If you decide to make changes directly in the text, the list changes back as soon as you try to update the table.
If you want to change the style and appearance of the list, you must enter the “Table of contents” and select “Insert Table of Contents”. Here you can choose from ready-made style sheets.
Using “Tab leader” you can choose if you want the dots or lines to lead to the page number. You can also choose the ready-made style sheets using “Formats” and using the “Show levels” function you can ad heading levels.
To manage the Table, and change the font, size, and indentation manually, you use the “Modify” function. Make sure to select the title you want to change and press the “Modify”. In this case, TOC 1 is the same as Heading 1.
Once in the “Modify” function you can change the text style template from Times to Arial, size, color, or you can adjust the indentation and spacing. You have to manage your various levels individually.
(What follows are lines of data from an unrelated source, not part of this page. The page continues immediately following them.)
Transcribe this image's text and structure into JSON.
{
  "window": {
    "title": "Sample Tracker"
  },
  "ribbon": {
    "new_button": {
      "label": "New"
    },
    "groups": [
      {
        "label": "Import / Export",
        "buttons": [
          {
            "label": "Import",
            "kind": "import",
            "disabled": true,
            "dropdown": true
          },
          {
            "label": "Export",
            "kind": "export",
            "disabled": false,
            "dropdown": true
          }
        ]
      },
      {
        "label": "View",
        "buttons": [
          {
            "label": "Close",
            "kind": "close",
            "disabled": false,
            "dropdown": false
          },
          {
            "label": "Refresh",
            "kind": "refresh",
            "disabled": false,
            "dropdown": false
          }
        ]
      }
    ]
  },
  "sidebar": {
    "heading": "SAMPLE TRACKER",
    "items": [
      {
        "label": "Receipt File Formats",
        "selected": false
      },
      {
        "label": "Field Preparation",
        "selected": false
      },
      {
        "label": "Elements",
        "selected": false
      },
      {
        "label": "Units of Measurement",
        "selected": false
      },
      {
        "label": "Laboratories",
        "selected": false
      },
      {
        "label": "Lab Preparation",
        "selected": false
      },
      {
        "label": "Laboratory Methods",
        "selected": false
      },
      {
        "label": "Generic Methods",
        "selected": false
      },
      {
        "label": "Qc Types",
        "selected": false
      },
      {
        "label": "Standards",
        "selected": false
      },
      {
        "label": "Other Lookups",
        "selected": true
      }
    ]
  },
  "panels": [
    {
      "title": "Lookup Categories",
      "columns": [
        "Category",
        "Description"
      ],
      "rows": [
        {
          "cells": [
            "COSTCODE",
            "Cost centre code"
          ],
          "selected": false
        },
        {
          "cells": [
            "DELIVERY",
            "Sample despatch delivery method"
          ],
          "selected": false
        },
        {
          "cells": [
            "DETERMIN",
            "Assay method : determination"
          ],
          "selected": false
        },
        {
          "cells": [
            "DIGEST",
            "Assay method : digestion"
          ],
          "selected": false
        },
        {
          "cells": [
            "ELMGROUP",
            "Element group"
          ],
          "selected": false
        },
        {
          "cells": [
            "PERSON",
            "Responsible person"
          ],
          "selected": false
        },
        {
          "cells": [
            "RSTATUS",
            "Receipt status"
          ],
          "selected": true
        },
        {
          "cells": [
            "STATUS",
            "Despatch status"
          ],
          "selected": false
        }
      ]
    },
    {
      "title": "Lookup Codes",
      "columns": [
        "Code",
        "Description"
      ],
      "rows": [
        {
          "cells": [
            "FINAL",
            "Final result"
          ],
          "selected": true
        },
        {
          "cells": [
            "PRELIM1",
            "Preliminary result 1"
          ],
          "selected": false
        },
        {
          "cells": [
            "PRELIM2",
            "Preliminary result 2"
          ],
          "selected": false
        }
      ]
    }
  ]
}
When you are finished, simply press “OK” .
After some random changes the table of contents might look something like this:
Note. it does not hurt to play with the options, if it looks strange just change it back. There is no risk that the headings disappear. The table of contents is always based on the headings you have in the document.
For the second library breakfast Johanna Persson from the university language support had a short lecture on valuable information that might help you get started with your thesis work. One of the main point was to make good preparations, and plan for how you are going to structure your thesis.
You might want to name activities and make a time schedule to make sure you have a good understanding for the work effort involved. This will also provide you with something to relate your progress to and make sure you finish on time. Try not to get stuck in a estimation loop: (xkcd)
xkcd (2016) http://xkcd.com/1658/ (2016-03-24)
Other hints presented:
- Build your own reference library on academic writing. That you can consult when you try to decide on how to structure different parts of your text.
- When it comes to information searching you should make use of the support at the library. Also make sure to get used to different databases within your field.
- And talk to your advisor.
Next library breakfast will focus on publishing scientific material and will be held the 10th of may 2016.
to attend you need to register
Last year the there were 24 disputation notifications at the University of Boras. When a thesis is finished the doctoral student need to give four copies of their thesis to the library, two of the copies will be added to our collections, one will be sent to the archive and the last copy will be used in the library spikning ceremony.
The spikning ceremony is to make the dissertation available to the public before the disputation so that anyone has the possibility to prepare constructive criticism for the disputation seminar. This is also the reason to why the ceremony is at least three weeks before the disputation.
This ritual of nailing the thesis is old. And one of our colleagues found written confirmation about the practice as early as year 1755 . If we look further back we can see similarities with an even older practice like when Martin Luther nailed his 95 theses to the church door in Wittenberg 1517.
The machine we use to make holes in the thesis
At the University of Boras the library is in charge of the spikning ceremony. It starts with someone from the library presenting the author and ends with mingling, snacks and cider (non-alcoholic).
Right now we have an exhibition of last years dissertations. Feel free to borrow one or more of the thesis from the exhibition cabinets, or read an electronic version in our publication database DiVA.
Last year there was 24 dissertations at the University of Boras, we have collected the ones we have in the library collection.
 Årsböcker i svensk undervisningshistoria nr 68-69 (1921-): Till Gefle läroverks historia 1577-1850, Uppsala: Föreningen för svensk undervisningshistoria. s. 307-308.